- My ovaries just exploded: [animal of X species snuggling animal of Y species].
- And the laziest presentation of a link, ever? “This.” When people just write “This.” Nothing else. Just “This.” This: [Ryan Gosling with no shirt on snuggling an animal of X or Y species].
The fact is, unless someone takes the time to explain either:
- Why the link is important to them, or
- Why it should be important to you
…it’s probably just ephemera.
There’s nothing wrong with ephemera.
So long as you’re consuming it consciously – and you’ve got the time to spare.
Some images and film that have inspired us or made us think.
“Showcasing modern minimalism at its best, this iconic jar of Marmite has been debranded as part of the Selfridges No Noise initiative, celebrating the power of quiet in a world bombarded with information and stimulation.” Still not sure why anyone would buy Marmite, debranded or not.
Abstract-expressionist painter Agnes Martin is featured on The Reconstructionists, a collaboration between illustrator Lisa Congdon and writer Maria Popova.

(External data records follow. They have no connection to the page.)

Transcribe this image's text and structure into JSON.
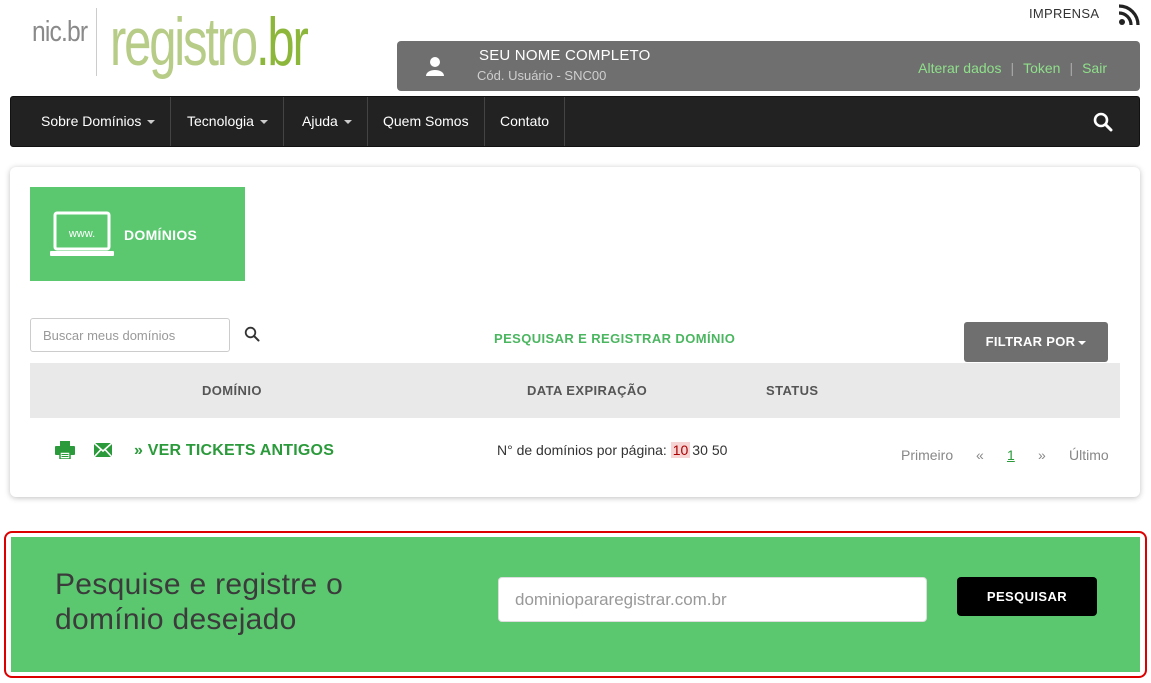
{
  "header": {
    "logo_nic": "nic.br",
    "logo_registro": "registro",
    "logo_br": ".br",
    "imprensa": "IMPRENSA",
    "rss_icon": "rss-icon"
  },
  "user": {
    "name": "SEU NOME COMPLETO",
    "code": "Cód. Usuário - SNC00",
    "links": [
      "Alterar dados",
      "Token",
      "Sair"
    ],
    "separator": "|"
  },
  "nav": {
    "items": [
      {
        "label": "Sobre Domínios",
        "dropdown": true
      },
      {
        "label": "Tecnologia",
        "dropdown": true
      },
      {
        "label": "Ajuda",
        "dropdown": true
      },
      {
        "label": "Quem Somos",
        "dropdown": false
      },
      {
        "label": "Contato",
        "dropdown": false
      }
    ],
    "search_icon": "search-icon"
  },
  "panel": {
    "tile_title": "DOMÍNIOS",
    "tile_icon_text": "www.",
    "search_placeholder": "Buscar meus domínios",
    "register_link": "PESQUISAR E REGISTRAR DOMÍNIO",
    "filter_label": "FILTRAR POR",
    "table_headers": [
      "DOMÍNIO",
      "DATA EXPIRAÇÃO",
      "STATUS"
    ],
    "old_tickets": "» VER TICKETS ANTIGOS",
    "per_page_label": "N° de domínios por página:",
    "per_page_options": [
      "10",
      "30",
      "50"
    ],
    "per_page_selected": "10",
    "pagination": {
      "first": "Primeiro",
      "prev": "«",
      "current": "1",
      "next": "»",
      "last": "Último"
    }
  },
  "banner": {
    "title": "Pesquise e registre o domínio desejado",
    "input_placeholder": "dominiopararegistrar.com.br",
    "button_label": "PESQUISAR"
  },
  "colors": {
    "green": "#5bc870",
    "link_green": "#2a9a3a",
    "userbar": "#6f6f6f",
    "navbar": "#222222",
    "highlight_outline": "#dd0000"
  }
}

It’s a “yearlong celebration of remarkable women.”
Artist Paul Emsley created the first official portrait of Kate Middleton. For a scientific explanation of the world’s horrified reaction, please check out the the Wikipedia of uncanny valley: “when human replicas look and act almost, but not perfectly, like actual human beings, it causes a response of revulsion among human observers.”
What would Van Gogh look like if his famous self-portrait was a photograph rather than a painting? Lithuanian architect and photographer Tadao Cern digitally recreated it as a modern portrait. Via The Atlantic.
Modern dancers are human sushi in a series of not unwelcome spots for the Norwegian Seafood Council. As AdWeek says, “Weird conceptual ads are a welcome breather from the endless wacky-office-culture crap we get in the States.”
By the way, have you guys all see Jiro Dreams of Sushi yet? Nextness approved.